JOURNALIST: Why do you think people are so unhappy with things as they are at the moment? (inaudible) good things about the Budget?
The frustration for these poor hacks must be rising here – there have been 10 questions about how the Government is travelling in the polls and she refuses to be obsessed about the polls. Time to change tack.
JOURNALIST: Two significant wage claims are being decided upon today. What does that mean for the costs of government and business if they do go that way?
Hurrah! Finally we get to a question on an issue affecting real people.
Fair Work Australia were to hand down a decision in which about 200,000 community and disability workers employed by the non-government sector are asking for a 25 per cent pay increase (yeah non-Govt community and disabled workers – not exactly a group synonymous with well to do. In fact doing it bloody tough would be most people's thought’s I’d wager).
The big issue they were arguing was that because the workforce was 87 per cent women they were being paid less because they were women.
Fair Work Australia found that they were right:
SAMANTHA DONOVAN: Fair Work Australia has found that the work of about 200,000 people like Jaina Devlin is undervalued. Eight-seven per cent of them are women. And the tribunal found that their gender is largely the reason they've been underpaid.
The question now is how much of a pay rise will fix the undervaluation.
It was good that one journalist thought it worth asking about.
JOURNALIST: Do you think there’ll be uncertainty surrounding Australia’s borders and your move with Malaysia may be having an effect on how people are feeling at the moment?

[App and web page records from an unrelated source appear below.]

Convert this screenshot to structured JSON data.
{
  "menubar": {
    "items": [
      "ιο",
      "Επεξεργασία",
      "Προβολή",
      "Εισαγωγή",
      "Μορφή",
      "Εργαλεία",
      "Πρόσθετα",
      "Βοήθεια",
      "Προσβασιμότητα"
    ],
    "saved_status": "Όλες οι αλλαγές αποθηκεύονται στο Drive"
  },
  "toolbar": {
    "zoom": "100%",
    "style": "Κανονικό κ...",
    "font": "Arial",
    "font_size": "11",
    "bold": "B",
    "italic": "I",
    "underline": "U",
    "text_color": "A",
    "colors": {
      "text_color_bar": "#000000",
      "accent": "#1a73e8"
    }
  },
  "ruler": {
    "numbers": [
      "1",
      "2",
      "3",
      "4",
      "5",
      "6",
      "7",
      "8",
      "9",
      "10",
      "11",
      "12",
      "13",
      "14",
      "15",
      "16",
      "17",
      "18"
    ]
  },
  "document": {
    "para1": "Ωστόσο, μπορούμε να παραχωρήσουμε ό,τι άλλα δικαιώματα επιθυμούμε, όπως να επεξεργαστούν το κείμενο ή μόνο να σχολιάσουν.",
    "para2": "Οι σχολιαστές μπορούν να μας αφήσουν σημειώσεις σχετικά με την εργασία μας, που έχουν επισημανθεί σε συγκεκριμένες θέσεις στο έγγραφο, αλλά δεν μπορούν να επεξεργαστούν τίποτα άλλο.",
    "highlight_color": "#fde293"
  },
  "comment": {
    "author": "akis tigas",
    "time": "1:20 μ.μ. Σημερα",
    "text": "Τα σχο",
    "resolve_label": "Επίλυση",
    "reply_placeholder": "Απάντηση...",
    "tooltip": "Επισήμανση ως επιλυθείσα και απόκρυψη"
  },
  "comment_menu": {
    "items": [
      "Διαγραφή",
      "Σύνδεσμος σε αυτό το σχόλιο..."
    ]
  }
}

OK, asking about the Malaysian asylum seeker deal good – but for God’s sake not how people feel about it. How about ask her about the Malaysian asylum seeker deal, because geez if you can’t think of a question that may have the PM jumping around uneasily on that, you might as well give up being a journalist right now. Like – how for example will she be able to guarantee that the asylum seekers sent to Malaysia won’t be abused? Sure the UNHCR is involved, but what will the Government do to ensure the Malaysian Govt isn’t just treating them with lip service?
No? I guess time to move on to the big issue of the day
JOURNALIST: Prime Minister, yesterday a Brisbane man died in a new craze called planking. What’s your message to people who are thinking of taking part in these kind of planks?
OK, here is how the PM answered this:
PM: Well, I guess there’s a difference between a harmless bit of fun done somewhere that’s done really safe and taking a risk with your life. This is a really tragic thing - there’d be a family that’s just devastated today – a really tragic thing. So, my message would be everybody likes a bit of fun, but focus has to be on keeping yourself safe first.
She gave a brief response – didn't overegg it. Acknowledged that a family is grieving and said a fairly standard message about playing safe.
Here’s how it got reported:
Julia Gillard joins warnings against the craze of 'planking'
Oz PM Calls For End To Planking After Death
Planking death prompts Australian prime minister's call for safety
PM appeals against dangerous planking craze
And two of those were from UK news websites!
Ah well enough of this, let’s get down to why we’re all here:
JOURNALIST: Prime Minister (inaudible) reports over the weekend, may you be attending your own wedding (inaudible)